··· RECORDED INFORMATION ···

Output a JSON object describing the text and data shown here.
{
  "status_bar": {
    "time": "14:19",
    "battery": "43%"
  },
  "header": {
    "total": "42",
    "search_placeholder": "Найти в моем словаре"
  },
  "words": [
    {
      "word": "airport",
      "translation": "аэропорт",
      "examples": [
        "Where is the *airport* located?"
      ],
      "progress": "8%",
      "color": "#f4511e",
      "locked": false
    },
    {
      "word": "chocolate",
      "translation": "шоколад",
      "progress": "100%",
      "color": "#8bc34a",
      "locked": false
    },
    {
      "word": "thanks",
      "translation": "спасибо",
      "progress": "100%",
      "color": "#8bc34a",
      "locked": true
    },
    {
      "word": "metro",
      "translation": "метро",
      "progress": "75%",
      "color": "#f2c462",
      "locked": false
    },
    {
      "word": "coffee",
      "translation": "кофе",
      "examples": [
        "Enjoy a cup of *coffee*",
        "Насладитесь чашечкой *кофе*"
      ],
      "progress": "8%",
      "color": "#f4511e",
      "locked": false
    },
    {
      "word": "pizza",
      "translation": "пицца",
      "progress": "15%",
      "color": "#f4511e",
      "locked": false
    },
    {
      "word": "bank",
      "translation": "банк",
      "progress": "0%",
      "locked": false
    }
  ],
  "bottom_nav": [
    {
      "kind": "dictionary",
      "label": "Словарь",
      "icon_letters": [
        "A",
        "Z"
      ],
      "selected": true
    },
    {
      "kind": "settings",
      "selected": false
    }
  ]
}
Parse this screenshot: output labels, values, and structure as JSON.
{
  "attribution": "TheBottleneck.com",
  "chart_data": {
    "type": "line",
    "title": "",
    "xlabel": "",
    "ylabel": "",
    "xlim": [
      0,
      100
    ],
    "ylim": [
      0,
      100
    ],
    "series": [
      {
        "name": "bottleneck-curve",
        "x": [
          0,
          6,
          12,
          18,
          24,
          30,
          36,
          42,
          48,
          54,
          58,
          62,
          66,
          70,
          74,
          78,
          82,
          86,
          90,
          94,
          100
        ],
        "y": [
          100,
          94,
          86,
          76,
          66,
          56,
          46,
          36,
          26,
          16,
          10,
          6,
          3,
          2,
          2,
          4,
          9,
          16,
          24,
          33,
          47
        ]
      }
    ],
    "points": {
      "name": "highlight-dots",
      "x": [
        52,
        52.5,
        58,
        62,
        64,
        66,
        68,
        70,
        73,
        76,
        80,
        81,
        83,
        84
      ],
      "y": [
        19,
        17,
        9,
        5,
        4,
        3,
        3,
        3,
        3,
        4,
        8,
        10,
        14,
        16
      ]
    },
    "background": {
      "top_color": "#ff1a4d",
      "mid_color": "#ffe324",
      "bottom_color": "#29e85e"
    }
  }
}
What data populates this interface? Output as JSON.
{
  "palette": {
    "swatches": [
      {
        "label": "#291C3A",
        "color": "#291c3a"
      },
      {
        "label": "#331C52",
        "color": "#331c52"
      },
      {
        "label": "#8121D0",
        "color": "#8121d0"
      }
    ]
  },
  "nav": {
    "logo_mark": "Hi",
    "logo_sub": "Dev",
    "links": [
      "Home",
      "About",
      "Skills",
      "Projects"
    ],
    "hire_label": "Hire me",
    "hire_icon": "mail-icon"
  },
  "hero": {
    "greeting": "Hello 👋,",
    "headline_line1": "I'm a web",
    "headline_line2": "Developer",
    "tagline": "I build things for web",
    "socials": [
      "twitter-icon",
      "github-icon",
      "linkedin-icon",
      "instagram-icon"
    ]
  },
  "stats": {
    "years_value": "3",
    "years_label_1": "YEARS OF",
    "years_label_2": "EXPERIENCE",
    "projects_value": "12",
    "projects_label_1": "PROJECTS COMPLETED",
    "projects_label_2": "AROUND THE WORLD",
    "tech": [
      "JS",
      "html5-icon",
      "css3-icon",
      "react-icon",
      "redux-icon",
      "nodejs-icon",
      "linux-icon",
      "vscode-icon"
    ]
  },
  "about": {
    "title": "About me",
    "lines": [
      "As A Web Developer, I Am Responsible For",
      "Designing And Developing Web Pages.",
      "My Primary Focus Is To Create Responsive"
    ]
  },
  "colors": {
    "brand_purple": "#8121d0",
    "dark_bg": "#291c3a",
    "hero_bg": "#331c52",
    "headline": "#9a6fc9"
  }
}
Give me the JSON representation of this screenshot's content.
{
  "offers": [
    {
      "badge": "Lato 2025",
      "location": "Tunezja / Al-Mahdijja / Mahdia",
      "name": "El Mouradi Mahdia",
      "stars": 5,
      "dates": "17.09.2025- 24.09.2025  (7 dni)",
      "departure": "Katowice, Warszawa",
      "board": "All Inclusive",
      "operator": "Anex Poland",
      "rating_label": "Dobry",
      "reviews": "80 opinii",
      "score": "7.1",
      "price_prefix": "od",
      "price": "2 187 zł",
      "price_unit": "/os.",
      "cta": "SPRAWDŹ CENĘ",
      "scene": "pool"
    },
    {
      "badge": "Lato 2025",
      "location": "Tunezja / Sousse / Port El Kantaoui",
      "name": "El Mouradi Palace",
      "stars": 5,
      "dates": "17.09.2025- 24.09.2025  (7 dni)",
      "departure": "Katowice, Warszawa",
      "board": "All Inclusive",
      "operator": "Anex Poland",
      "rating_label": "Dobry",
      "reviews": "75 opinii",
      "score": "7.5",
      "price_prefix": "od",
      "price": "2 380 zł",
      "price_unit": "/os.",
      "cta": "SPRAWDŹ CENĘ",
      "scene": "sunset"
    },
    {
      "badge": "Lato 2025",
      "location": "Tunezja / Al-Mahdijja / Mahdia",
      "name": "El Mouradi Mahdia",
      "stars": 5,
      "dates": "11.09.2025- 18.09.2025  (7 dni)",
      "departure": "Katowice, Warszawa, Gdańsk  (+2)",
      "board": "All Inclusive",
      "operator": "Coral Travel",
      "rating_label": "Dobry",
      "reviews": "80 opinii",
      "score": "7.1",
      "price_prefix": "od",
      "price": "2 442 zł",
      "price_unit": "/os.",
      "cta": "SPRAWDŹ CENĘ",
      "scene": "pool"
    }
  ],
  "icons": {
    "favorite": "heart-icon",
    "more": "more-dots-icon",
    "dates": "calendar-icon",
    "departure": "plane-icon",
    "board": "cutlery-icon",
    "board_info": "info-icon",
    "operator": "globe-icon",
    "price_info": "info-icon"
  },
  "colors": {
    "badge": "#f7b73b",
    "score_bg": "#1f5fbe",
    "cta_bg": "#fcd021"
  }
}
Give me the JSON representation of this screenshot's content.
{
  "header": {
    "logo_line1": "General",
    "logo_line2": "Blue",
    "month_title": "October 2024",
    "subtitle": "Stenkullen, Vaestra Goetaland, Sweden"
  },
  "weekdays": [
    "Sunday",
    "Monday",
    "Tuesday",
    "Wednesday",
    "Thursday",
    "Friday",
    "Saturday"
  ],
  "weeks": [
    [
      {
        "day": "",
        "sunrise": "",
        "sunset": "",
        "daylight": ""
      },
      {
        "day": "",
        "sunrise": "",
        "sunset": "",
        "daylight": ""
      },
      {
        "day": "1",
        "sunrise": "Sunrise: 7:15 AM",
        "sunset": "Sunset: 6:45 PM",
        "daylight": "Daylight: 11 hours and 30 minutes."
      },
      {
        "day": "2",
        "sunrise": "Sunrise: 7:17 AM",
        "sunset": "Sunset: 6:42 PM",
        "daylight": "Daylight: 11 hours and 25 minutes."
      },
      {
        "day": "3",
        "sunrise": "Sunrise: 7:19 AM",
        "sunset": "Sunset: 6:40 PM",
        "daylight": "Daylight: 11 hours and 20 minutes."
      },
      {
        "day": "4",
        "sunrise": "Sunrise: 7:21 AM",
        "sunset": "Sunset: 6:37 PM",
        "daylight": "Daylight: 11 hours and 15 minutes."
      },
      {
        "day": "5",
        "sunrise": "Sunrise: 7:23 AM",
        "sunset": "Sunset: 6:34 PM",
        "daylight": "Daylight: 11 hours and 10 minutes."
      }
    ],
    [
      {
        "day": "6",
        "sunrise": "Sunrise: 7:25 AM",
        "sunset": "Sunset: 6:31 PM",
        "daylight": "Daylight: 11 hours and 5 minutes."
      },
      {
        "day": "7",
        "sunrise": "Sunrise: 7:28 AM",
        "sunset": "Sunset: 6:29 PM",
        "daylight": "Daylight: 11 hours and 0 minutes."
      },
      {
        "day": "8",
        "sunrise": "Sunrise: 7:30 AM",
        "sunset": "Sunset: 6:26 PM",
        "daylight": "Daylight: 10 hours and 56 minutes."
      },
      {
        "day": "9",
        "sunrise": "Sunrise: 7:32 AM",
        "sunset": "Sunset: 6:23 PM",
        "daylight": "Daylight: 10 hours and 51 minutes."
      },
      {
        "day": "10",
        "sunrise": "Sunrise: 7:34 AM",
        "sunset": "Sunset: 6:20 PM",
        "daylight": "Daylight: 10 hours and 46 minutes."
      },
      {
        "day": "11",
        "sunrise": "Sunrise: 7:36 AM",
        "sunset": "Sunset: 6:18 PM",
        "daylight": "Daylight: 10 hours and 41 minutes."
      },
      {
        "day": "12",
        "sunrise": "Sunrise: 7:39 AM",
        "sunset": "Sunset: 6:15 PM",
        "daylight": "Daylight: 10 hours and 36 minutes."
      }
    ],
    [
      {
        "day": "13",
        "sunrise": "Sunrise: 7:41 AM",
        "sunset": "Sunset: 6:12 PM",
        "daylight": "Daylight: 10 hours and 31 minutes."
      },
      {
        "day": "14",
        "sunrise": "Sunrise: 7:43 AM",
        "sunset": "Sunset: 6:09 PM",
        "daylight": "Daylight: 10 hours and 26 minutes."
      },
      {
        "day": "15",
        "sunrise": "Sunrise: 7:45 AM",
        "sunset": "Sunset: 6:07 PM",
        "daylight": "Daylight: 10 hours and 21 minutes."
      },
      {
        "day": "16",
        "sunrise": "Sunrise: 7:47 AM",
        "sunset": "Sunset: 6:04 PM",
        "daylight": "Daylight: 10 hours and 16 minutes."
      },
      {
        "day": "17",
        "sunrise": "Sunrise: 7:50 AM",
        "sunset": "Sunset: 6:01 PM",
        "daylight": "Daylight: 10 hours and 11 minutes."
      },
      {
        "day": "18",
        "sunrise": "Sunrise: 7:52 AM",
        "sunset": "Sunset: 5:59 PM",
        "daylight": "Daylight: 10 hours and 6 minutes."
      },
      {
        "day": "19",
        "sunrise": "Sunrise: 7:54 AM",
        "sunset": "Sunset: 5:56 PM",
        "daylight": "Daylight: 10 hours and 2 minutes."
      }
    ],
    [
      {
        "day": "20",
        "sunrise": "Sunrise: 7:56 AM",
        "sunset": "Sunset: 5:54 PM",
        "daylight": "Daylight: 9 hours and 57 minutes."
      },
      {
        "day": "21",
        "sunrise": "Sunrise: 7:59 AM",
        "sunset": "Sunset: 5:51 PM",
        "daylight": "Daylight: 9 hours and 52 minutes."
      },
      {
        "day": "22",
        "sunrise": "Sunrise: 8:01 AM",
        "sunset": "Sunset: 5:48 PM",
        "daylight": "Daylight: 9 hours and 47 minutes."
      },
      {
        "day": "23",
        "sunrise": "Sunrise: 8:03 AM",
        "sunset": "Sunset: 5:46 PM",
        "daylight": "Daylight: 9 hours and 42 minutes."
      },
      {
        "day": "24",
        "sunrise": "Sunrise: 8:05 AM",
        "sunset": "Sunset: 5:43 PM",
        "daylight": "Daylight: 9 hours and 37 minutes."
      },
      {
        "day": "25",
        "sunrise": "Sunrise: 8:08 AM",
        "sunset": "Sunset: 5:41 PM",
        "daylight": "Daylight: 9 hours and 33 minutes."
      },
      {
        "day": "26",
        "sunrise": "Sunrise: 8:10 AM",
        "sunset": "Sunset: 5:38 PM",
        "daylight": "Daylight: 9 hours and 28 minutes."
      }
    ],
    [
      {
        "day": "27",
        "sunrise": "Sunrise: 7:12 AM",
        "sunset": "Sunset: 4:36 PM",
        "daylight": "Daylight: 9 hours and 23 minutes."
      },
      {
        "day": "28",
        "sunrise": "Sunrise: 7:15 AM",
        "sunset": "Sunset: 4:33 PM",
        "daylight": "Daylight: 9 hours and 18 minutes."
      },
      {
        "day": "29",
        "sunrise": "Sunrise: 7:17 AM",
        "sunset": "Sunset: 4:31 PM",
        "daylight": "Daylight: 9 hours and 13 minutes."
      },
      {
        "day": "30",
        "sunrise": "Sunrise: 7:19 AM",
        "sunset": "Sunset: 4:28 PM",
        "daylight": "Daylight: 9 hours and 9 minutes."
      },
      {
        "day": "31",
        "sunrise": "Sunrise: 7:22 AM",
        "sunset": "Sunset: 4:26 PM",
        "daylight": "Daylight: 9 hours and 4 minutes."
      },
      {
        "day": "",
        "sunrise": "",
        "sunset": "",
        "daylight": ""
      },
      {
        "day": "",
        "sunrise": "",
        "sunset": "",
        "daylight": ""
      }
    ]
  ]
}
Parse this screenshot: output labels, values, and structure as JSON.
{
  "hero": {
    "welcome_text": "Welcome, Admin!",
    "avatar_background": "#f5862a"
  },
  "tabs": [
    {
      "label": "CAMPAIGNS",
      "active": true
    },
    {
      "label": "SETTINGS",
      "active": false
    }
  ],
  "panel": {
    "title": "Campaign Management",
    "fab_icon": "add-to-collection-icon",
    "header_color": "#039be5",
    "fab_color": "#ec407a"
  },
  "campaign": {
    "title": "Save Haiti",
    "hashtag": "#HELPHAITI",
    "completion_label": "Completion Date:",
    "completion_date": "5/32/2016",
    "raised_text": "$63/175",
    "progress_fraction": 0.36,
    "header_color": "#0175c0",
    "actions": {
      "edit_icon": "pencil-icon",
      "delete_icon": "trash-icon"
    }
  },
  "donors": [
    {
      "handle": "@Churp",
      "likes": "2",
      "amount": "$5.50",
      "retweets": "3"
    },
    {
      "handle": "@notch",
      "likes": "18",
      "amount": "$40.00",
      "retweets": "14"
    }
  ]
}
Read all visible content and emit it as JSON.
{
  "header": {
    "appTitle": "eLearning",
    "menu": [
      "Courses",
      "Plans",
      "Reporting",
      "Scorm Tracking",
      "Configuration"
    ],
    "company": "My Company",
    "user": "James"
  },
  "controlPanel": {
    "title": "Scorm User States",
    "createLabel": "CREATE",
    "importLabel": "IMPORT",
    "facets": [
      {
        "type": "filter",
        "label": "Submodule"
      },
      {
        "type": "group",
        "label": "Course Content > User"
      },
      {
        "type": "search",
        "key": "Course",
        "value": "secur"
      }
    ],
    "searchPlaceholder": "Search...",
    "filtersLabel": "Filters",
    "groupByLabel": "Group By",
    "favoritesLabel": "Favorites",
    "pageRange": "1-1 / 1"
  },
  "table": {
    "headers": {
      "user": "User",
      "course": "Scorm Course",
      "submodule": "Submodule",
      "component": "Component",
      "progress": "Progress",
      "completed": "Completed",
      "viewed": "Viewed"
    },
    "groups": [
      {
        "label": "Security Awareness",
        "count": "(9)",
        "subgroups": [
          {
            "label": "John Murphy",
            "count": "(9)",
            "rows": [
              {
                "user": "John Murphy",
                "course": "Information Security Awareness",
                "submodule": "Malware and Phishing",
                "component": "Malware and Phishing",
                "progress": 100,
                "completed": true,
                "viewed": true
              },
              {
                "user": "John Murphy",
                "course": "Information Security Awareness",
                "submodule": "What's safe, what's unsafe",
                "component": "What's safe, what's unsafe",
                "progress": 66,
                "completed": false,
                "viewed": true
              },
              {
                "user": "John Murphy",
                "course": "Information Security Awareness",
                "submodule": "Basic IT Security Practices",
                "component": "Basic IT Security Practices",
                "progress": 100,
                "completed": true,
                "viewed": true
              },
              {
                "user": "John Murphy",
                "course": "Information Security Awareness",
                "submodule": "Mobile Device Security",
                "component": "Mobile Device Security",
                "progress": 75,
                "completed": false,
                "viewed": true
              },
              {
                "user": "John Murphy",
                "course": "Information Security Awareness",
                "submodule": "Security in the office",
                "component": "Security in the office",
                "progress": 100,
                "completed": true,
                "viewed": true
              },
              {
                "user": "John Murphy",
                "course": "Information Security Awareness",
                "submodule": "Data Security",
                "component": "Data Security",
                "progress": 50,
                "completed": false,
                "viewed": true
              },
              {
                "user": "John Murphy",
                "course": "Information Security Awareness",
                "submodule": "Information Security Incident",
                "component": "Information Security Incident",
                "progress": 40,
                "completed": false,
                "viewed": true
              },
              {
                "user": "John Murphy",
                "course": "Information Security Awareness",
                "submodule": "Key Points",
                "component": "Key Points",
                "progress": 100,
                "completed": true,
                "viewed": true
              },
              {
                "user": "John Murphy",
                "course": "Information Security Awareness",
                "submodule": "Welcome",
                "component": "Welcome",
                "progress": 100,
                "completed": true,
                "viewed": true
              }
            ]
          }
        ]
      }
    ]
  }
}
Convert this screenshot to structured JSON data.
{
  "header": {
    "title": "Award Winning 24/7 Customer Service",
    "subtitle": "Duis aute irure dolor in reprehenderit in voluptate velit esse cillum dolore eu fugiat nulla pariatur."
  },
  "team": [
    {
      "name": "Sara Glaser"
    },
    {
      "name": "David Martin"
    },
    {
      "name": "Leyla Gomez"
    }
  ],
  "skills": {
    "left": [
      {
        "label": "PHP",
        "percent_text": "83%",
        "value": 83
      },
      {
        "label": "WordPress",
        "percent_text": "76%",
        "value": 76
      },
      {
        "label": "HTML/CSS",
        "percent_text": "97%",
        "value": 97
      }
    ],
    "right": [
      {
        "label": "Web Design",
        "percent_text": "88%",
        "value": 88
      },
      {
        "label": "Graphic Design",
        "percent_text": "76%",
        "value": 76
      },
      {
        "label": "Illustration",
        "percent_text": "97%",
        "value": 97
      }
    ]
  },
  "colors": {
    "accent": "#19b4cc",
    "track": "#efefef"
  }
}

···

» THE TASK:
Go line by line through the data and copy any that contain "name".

» EXPECTED ANSWER:
        "name": "bottleneck-curve",
      "name": "highlight-dots",
      "name": "El Mouradi Mahdia",
      "name": "El Mouradi Palace",
      "name": "El Mouradi Mahdia",
      "name": "Sara Glaser"
      "name": "David Martin"
      "name": "Leyla Gomez"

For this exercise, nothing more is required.